How land animals developed digits (fingers and toes) as they evolved out of water has long been a mystery.
However, new research carried out at the Natural History Museum in London has for the first time made a link between the development of digits in land animals and the development of fins in fish.
Palaeontologist Dr Zerina Johanson has linked the development of small fin bones, known as ~radials , in the Australian lungfish, Neoceratodus forsteri, with the development of digits in land animals.
The link is a gene called Hoxd13, which had previously been strongly linked with the development of digits in land animals. It was identified as distinctively acting only on the digits, and not on the rest of the arm, however no evolutionary link was made.
Johanson has now found that the gene works in an identical way in the lungfish, and codes only for the radials, and not the rest of the fin.
The research suggests that it is from radials similar to those found on the fins of the Australian lungfish that our fingers and toes first began to evolve.

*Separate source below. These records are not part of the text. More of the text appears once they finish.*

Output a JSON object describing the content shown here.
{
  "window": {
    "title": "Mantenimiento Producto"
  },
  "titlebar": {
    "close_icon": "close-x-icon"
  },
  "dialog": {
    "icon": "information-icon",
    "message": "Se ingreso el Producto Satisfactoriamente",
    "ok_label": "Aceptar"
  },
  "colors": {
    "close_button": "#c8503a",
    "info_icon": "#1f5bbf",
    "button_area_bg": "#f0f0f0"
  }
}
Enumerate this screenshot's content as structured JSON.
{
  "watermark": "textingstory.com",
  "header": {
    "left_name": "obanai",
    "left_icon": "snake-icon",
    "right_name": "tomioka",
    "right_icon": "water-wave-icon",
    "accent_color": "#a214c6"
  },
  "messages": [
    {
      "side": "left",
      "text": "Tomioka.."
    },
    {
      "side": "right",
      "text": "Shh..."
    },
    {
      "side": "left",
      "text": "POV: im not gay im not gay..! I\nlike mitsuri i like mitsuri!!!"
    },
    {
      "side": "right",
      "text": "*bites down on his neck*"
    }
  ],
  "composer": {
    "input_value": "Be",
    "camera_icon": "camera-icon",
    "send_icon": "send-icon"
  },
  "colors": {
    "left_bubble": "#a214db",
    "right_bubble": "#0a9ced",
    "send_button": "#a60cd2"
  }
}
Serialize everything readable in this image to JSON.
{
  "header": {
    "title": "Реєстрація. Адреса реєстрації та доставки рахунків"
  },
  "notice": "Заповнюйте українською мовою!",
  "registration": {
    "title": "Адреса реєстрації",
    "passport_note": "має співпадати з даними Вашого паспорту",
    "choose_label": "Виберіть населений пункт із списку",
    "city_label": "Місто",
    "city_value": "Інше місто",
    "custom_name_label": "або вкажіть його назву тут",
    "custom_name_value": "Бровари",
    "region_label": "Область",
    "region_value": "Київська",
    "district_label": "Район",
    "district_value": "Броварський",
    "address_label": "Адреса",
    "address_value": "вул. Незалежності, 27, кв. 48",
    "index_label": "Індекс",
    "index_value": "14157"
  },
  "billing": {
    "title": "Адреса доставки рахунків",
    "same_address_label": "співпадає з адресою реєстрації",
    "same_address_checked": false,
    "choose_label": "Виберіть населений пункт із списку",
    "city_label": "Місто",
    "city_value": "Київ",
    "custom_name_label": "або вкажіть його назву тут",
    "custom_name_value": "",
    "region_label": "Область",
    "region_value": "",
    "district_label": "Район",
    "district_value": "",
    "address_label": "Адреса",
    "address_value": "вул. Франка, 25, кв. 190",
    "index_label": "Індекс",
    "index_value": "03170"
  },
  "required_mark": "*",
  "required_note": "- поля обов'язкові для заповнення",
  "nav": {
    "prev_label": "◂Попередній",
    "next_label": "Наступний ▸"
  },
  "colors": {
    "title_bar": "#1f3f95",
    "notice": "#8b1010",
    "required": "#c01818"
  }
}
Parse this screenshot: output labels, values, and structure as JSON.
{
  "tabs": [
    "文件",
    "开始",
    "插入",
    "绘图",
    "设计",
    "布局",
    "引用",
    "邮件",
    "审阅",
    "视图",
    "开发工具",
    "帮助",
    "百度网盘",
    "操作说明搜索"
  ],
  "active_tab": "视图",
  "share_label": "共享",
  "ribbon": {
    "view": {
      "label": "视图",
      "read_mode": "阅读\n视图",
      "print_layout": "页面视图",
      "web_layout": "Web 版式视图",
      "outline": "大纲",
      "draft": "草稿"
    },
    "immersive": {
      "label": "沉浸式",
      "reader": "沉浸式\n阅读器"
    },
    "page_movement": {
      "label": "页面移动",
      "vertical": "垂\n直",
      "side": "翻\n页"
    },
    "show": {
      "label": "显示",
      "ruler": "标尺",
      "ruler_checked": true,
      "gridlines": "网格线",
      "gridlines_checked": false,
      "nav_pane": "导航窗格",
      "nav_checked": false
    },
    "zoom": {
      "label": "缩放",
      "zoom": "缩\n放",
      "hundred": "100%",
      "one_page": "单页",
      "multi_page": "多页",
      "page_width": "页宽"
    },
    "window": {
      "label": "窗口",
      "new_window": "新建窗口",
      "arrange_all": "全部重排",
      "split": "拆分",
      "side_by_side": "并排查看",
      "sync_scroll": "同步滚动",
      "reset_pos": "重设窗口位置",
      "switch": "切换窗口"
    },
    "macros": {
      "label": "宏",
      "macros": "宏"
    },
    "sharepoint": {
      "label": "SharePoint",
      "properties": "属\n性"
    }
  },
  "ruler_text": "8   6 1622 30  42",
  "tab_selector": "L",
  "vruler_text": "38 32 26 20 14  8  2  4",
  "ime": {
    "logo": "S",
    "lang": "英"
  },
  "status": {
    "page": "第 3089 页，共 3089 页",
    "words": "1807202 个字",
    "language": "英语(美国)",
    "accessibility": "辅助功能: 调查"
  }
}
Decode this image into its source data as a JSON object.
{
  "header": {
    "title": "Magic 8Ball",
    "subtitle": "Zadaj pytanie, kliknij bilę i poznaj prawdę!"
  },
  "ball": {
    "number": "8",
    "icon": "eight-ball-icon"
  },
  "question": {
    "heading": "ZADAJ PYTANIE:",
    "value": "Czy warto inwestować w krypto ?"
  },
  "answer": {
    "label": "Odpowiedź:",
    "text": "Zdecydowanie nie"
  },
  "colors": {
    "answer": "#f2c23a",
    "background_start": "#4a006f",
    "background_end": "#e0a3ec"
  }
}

This means that what had appeared to be a dramatic difference between fish and land animals can now be seen in more gradual evolutionary steps.
Where our fingers came from has been one of the biggest mysteries surrounding the move of our evolutionary ancestors from sea to land, said Johanson.
Small fin bones are found in all the fossilised lobe-fins that fall in the evolutionary journey between lungfish and land animals, suggesting that digits evolved gradually. Hands aren't as uniquely evolved as we thought.